Microbiological methods encompass the spreading of specialized bio-organisms which use parts of the oil as energy source, and degrade the part of the light- and middle-weight hydrocarbons in oil. The bio-organisms produce CO2 and require often biostimulation and bioaugmentation, in form of applied nutrients in order to carry out their function. Bacteria as Pseudomonas Pantoea, Halomonas, Sphingomonas, Bacillus, Planomicrobium, Arenibacter, Arthrobacter and Rhodococcus are examples of bacterial strains that have been studied for oil-degrading activity.
Microbiological methods were used during the Exxon Valdez accident and also during the Deep Water Horizon. The effects from the microbiological remediation of the Exxon Valdez case had an effect, however not significant enough, as some species in the area still show signs of trans-generation genetic damage. Applying microbiological methods in warm areas has however an overall toxicity-reducing effect, as the microbiological populations degrade specific toxic components of raw oil as well.
The emerging field of nanotechnology is a promising avenue for oil remedation, and specific techniques have been tested in the most recent case of the Deep Water Horizon, encompassing magnetic nanoparticles for physical extraction of raw oil from the water phase. This method is efficient for areas which are not exposed to strong weather conditions, and must be effectuated immediately after the oil spill to have any considerable reductive effect on the contamination of the environment. Other techniques include using nanorods and other nanomaterials which have a high hydrophobic potential, and quickly absorb parts of the crude oil on their surface. Examples are superhydrophobic K2−x Mn8 O16 nanorods which are able to absorb oil to up to 20X their own weight. Other methods encompass superoleophilic films which bind oil to their surface, and can be re-used several times. Carbon nanotubes (Fig 2) have also a potential in being applied for raw-oil containment, as they are strongly hydrophobic nanomaterials.
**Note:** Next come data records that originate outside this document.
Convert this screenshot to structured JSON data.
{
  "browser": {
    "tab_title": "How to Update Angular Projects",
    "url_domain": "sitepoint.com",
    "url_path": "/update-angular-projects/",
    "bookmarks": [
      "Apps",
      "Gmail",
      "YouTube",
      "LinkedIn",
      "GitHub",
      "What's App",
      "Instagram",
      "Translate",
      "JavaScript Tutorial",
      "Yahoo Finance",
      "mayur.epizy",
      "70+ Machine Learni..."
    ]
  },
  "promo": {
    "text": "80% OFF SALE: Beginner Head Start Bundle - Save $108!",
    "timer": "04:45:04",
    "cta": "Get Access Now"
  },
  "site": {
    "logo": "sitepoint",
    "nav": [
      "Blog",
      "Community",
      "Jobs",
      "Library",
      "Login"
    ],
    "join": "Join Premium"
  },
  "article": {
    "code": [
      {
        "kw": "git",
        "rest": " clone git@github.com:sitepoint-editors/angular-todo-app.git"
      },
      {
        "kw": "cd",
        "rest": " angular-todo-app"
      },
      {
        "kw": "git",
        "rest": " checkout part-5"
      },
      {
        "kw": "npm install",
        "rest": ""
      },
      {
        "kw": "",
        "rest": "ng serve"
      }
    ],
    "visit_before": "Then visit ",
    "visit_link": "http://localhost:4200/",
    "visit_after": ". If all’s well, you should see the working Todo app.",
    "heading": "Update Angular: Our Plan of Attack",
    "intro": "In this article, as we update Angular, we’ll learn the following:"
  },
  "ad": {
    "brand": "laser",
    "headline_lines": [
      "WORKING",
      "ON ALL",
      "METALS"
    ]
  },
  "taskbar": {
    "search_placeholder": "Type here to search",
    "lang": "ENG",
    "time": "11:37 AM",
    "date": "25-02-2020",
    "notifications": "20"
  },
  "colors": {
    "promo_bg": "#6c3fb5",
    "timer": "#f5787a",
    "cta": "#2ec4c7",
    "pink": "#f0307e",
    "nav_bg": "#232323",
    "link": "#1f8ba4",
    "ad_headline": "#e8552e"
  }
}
Figure 2. An electronic model of the carbon nanotube, a hydrophobic nanomaterial with potential in oil remediation. The blue surface depicts the region with highest electron density.
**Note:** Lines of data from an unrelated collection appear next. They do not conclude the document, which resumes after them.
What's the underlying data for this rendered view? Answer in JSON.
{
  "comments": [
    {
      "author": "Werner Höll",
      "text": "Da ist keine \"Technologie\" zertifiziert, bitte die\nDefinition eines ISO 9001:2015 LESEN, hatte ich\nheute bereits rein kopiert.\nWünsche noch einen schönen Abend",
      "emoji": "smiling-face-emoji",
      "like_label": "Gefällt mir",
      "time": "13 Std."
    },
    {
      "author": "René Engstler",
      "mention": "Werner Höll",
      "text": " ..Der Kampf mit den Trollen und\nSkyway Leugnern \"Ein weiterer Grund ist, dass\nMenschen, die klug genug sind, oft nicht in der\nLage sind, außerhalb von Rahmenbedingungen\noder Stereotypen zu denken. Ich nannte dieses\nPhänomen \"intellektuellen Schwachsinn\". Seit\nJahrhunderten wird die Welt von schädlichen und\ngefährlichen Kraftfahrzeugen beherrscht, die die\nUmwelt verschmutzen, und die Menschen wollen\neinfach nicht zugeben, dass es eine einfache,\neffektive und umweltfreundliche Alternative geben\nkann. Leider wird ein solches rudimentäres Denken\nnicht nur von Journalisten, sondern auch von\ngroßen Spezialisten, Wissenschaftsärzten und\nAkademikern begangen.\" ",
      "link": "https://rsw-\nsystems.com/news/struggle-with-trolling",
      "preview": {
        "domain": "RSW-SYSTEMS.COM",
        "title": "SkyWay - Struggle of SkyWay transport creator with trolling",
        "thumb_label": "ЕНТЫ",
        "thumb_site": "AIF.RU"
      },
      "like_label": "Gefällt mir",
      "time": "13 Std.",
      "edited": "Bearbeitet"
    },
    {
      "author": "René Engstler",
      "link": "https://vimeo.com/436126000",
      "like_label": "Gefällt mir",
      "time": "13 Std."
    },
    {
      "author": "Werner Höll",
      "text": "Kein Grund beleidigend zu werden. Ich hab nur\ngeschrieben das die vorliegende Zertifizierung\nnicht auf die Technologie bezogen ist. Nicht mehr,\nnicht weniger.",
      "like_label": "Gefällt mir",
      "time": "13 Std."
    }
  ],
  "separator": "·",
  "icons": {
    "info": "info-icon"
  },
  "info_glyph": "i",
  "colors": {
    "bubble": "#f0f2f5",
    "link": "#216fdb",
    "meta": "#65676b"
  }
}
Critical challenges for Arctic and cold environments
The majority of the mentioned approaches are not applicable in Arctic and cold environments. Microbiological methods depend on temperatures above 4 degrees, however temperatures rarely surpass zero degrees above the 70' . Surfactants are applicable in cold environments, however as a co-measure, as icebergs and ice-shelves across the Arctic have a high adsorption capacity for spilled oils, and can act as “oil-reservoirs” which do not release the oil until melting – forming an ecotoxic potential of high magnitude. Nanotechnology is the major area of applicability for Arctic and harsh environments, however, many of the materials are presently expensive and often include also the use of heavy metals, such as Mn and Ni, which are environmental contaminants.
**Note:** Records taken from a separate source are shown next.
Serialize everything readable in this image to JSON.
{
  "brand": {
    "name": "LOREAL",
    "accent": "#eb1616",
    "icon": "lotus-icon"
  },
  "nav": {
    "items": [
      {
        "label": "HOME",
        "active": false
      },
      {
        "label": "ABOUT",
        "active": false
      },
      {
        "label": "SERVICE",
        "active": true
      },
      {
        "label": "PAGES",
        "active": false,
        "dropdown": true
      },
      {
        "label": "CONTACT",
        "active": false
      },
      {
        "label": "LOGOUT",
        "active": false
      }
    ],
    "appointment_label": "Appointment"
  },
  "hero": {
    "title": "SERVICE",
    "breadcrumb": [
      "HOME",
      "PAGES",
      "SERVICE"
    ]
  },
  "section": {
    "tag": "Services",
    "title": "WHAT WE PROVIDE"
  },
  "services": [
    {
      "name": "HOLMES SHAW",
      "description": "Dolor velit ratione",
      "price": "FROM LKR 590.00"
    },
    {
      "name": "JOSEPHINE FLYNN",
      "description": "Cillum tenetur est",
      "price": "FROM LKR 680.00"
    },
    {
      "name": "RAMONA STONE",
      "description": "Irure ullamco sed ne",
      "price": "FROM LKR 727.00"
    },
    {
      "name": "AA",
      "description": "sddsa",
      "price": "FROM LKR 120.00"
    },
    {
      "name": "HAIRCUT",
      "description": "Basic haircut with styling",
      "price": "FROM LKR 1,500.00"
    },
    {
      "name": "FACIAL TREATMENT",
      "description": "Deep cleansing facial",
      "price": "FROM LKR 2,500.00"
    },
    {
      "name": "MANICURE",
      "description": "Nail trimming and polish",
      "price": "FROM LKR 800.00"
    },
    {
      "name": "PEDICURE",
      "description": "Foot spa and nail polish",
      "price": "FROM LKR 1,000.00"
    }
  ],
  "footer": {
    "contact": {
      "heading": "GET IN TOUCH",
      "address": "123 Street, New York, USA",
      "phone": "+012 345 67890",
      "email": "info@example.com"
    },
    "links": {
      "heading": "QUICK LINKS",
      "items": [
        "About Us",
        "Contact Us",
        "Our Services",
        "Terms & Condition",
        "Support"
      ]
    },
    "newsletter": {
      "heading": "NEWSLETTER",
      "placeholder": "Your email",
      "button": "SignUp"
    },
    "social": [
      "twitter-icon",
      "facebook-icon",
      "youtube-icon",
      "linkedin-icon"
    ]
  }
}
A combination of chemical approaches and inexpensive nanoparticles and nanomaterial represent a potential alternative for handling oil-spills in cold and harsh environments, as nanoparticles retain their physico-chemical properties independently of temperature and if produced at low cost, can be synthesized at large quantities for off-shore and at-shore remediation. Remediating oil spills in Arctic environments relies also on the use of designated ships with ability to deliver the technology in open and rough seas is a second prerequisite for handling remediation in cold and harsh environments.
If properly developed, nanotechnological solutions to oil-spills can represent the majority of effective and cost-efficient future remediation methods for oil-spills in cold and difficult environments.